Individual taxation is preferred, because the economic benefit of working depends on how much a woman earns and not on her location in the patriarchal marital structure. The additional tax exemption to women was expected to be re-introduced in order to increase her incentive to take up employment and shift her labour supply curve. The Budget 2015 appears to have absolved the State of any responsibility whatsoever of incorporating employment in its current strategy by insisting that women undertake their economic empowerment through ‘assisted’ self-employment, while men do so by ‘skill’ enhancement.

A budgetary critique, to be relevant and true, must be located within the context of the paradigm within which the budget is perceived. If the mantra is ‘higher growth leading to inclusive and sustainable development’ and if it is only ‘growth that will lead to inclusive development’ then we need an urgent reminder that in the last few years in India, an 8% growth rate has led to less than 1% reduction in poverty.

K. Shanthi is the Honorary Director of Information, Documentation and Research Centre (IDRC) of the Indian Council for Child Welfare, Tamil Nadu. Formerly, she was Professor in the Department of Econometrics, University of Madras, Chennai and recipient of Fulbright Post-Doctoral Fellowship, Shastri Indo-Canadian Visiting Lectureship and UGC Visiting Professorship. Her fields of interest are development, gender and children’s issues. She has travelled widely, presenting papers in various national and international conferences.
Ritu Dewan is the President of the Indian Association of Women’s Studies, and Director, Centre for Development Research and Action, Mumbai. She was, till her recent retirement, the first-ever woman Director of the Department of Economics, University of Mumbai, and the founder-member of the first Centre of Gender Economics. She authored over a hundred publications encompassing a wide range of issues including Development Economics, Rural Development, Gender Economics, Infrastructure, Labour Markets, Environmental Displacement, Peace Studies, etc. Ritu Dewan has also been consultant for the Indian Planning Commission, the Ministry of Women and Child Development, the United Nations, and the International Labour Organization, among others. Her research focus is generally the result of the demands of several on-going movements.

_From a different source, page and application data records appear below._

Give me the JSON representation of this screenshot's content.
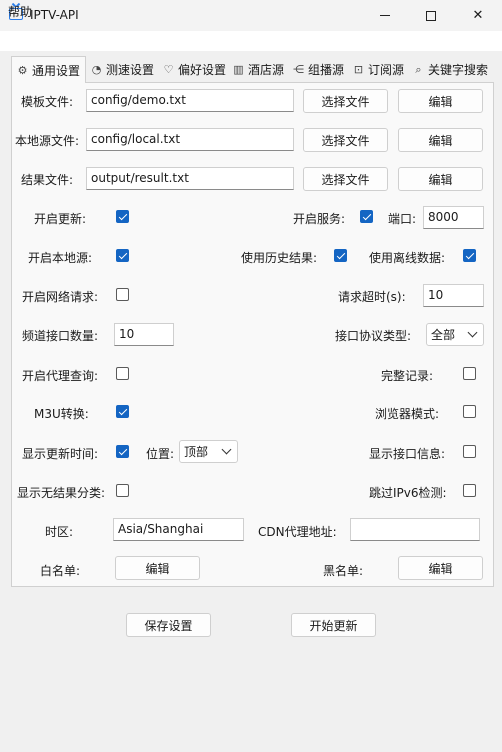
{
  "window": {
    "title": "IPTV-API"
  },
  "menu": {
    "help": "帮助"
  },
  "tabs": [
    {
      "label": "通用设置",
      "icon": "gear-icon"
    },
    {
      "label": "测速设置",
      "icon": "speedometer-icon"
    },
    {
      "label": "偏好设置",
      "icon": "heart-icon"
    },
    {
      "label": "酒店源",
      "icon": "hotel-icon"
    },
    {
      "label": "组播源",
      "icon": "multicast-icon"
    },
    {
      "label": "订阅源",
      "icon": "bookmark-icon"
    },
    {
      "label": "关键字搜索",
      "icon": "search-icon"
    }
  ],
  "files": {
    "template": {
      "label": "模板文件:",
      "value": "config/demo.txt"
    },
    "local": {
      "label": "本地源文件:",
      "value": "config/local.txt"
    },
    "result": {
      "label": "结果文件:",
      "value": "output/result.txt"
    },
    "select_label": "选择文件",
    "edit_label": "编辑"
  },
  "settings": {
    "open_update": {
      "label": "开启更新:",
      "checked": true
    },
    "open_service": {
      "label": "开启服务:",
      "checked": true
    },
    "port": {
      "label": "端口:",
      "value": "8000"
    },
    "open_local": {
      "label": "开启本地源:",
      "checked": true
    },
    "use_history": {
      "label": "使用历史结果:",
      "checked": true
    },
    "use_offline": {
      "label": "使用离线数据:",
      "checked": true
    },
    "open_network": {
      "label": "开启网络请求:",
      "checked": false
    },
    "request_timeout": {
      "label": "请求超时(s):",
      "value": "10"
    },
    "channel_count": {
      "label": "频道接口数量:",
      "value": "10"
    },
    "protocol_type": {
      "label": "接口协议类型:",
      "value": "全部"
    },
    "open_proxy": {
      "label": "开启代理查询:",
      "checked": false
    },
    "full_record": {
      "label": "完整记录:",
      "checked": false
    },
    "m3u": {
      "label": "M3U转换:",
      "checked": true
    },
    "browser_mode": {
      "label": "浏览器模式:",
      "checked": false
    },
    "show_update_time": {
      "label": "显示更新时间:",
      "checked": true
    },
    "position": {
      "label": "位置:",
      "value": "顶部"
    },
    "show_info": {
      "label": "显示接口信息:",
      "checked": false
    },
    "show_no_result": {
      "label": "显示无结果分类:",
      "checked": false
    },
    "skip_ipv6": {
      "label": "跳过IPv6检测:",
      "checked": false
    },
    "timezone": {
      "label": "时区:",
      "value": "Asia/Shanghai"
    },
    "cdn_proxy": {
      "label": "CDN代理地址:",
      "value": ""
    },
    "whitelist": {
      "label": "白名单:",
      "button": "编辑"
    },
    "blacklist": {
      "label": "黑名单:",
      "button": "编辑"
    }
  },
  "footer": {
    "save": "保存设置",
    "start": "开始更新"
  },
  "colors": {
    "accent": "#1465c3"
  }
}
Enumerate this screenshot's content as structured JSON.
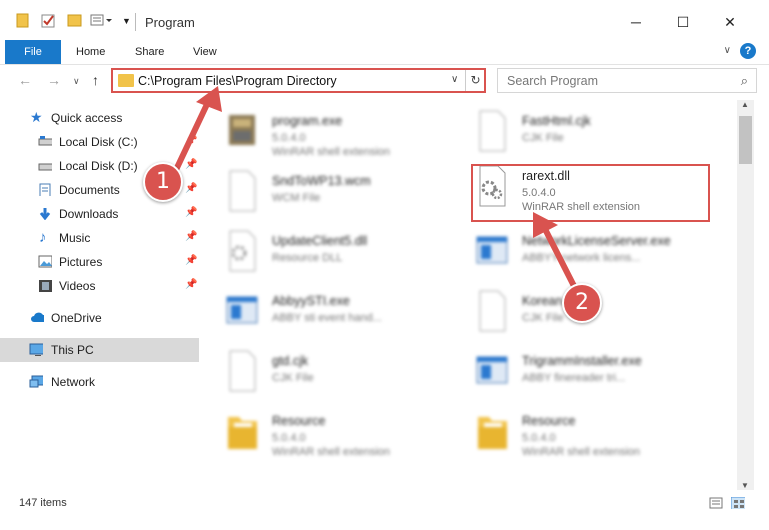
{
  "window": {
    "title": "Program",
    "minimize_glyph": "─",
    "maximize_glyph": "☐",
    "close_glyph": "✕"
  },
  "ribbon": {
    "tabs": [
      "File",
      "Home",
      "Share",
      "View"
    ],
    "help": "?",
    "collapse": "∨"
  },
  "nav": {
    "back": "←",
    "forward": "→",
    "dropdown": "∨",
    "up": "↑"
  },
  "address": {
    "path": "C:\\Program Files\\Program Directory",
    "chevron": "∨",
    "refresh": "↻"
  },
  "search": {
    "placeholder": "Search Program",
    "icon": "⌕"
  },
  "sidebar": {
    "items": [
      {
        "label": "Quick access",
        "icon": "star-icon"
      },
      {
        "label": "Local Disk (C:)",
        "icon": "drive-icon"
      },
      {
        "label": "Local Disk (D:)",
        "icon": "drive-icon"
      },
      {
        "label": "Documents",
        "icon": "documents-icon"
      },
      {
        "label": "Downloads",
        "icon": "download-icon"
      },
      {
        "label": "Music",
        "icon": "music-icon"
      },
      {
        "label": "Pictures",
        "icon": "pictures-icon"
      },
      {
        "label": "Videos",
        "icon": "videos-icon"
      },
      {
        "label": "OneDrive",
        "icon": "cloud-icon"
      },
      {
        "label": "This PC",
        "icon": "pc-icon"
      },
      {
        "label": "Network",
        "icon": "network-icon"
      }
    ],
    "pin": "📌"
  },
  "files": [
    {
      "name": "program.exe",
      "line2": "5.0.4.0",
      "line3": "WinRAR shell extension",
      "icon": "exe-icon"
    },
    {
      "name": "FastHtml.cjk",
      "line2": "CJK File",
      "line3": "",
      "icon": "blank-file-icon"
    },
    {
      "name": "SndToWP13.wcm",
      "line2": "WCM File",
      "line3": "",
      "icon": "blank-file-icon"
    },
    {
      "name": "rarext.dll",
      "line2": "5.0.4.0",
      "line3": "WinRAR shell extension",
      "icon": "dll-gear-icon"
    },
    {
      "name": "UpdateClient5.dll",
      "line2": "Resource DLL",
      "line3": "",
      "icon": "dll-gear-icon"
    },
    {
      "name": "NetworkLicenseServer.exe",
      "line2": "ABBYY network licens...",
      "line3": "",
      "icon": "app-window-icon"
    },
    {
      "name": "AbbyySTI.exe",
      "line2": "ABBY sti event hand...",
      "line3": "",
      "icon": "app-window-icon"
    },
    {
      "name": "Korean.cjk",
      "line2": "CJK File",
      "line3": "",
      "icon": "blank-file-icon"
    },
    {
      "name": "gtd.cjk",
      "line2": "CJK File",
      "line3": "",
      "icon": "blank-file-icon"
    },
    {
      "name": "TrigrammInstaller.exe",
      "line2": "ABBY finereader tri...",
      "line3": "",
      "icon": "app-window-icon"
    },
    {
      "name": "Resource",
      "line2": "5.0.4.0",
      "line3": "WinRAR shell extension",
      "icon": "folder-file-icon"
    },
    {
      "name": "Resource",
      "line2": "5.0.4.0",
      "line3": "WinRAR shell extension",
      "icon": "folder-file-icon"
    }
  ],
  "status": {
    "count": "147 items"
  },
  "annotations": {
    "step1": "1",
    "step2": "2"
  },
  "colors": {
    "accent": "#1979ca",
    "annotation": "#d9534f",
    "folder": "#f1c34a"
  }
}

Disclaimers: The opinions expressed by the writers are their own. They do not represent their institutions’ view.
LILA Inter-actions will not be responsible for the views presented.
The images and the videos used are only intended to provide multiple perspectives on the fields under discussion.

Images and videos courtesy: Learn With Play at Home | Times of India | Times of India | M Tracy Hunter | Global Hand | Scoop Nest

Voice courtesy: Shriyam Gupta

Share this debate…

… follow LILA…

… and join the discussion below!

Knowledge is power, and our intention is to bring the power to you. We have initiated a thought movement that aims to strengthen democracy by bringing to you direct voices of important trailblazers and pathmakers, and reclaim deep and patient reflection as an important seed for relevant and sustainable action! Help us take this movement forward. Support Inter-Actions today for as little as Rs. 100.
Donation to LILA is eligible for tax exemption u/s 80 G (5) (VI) of the Income Tax Act 1961 vide order no. NQ CIT (E) 6139 DEL-LE25902-16032015 dated 16/03/2015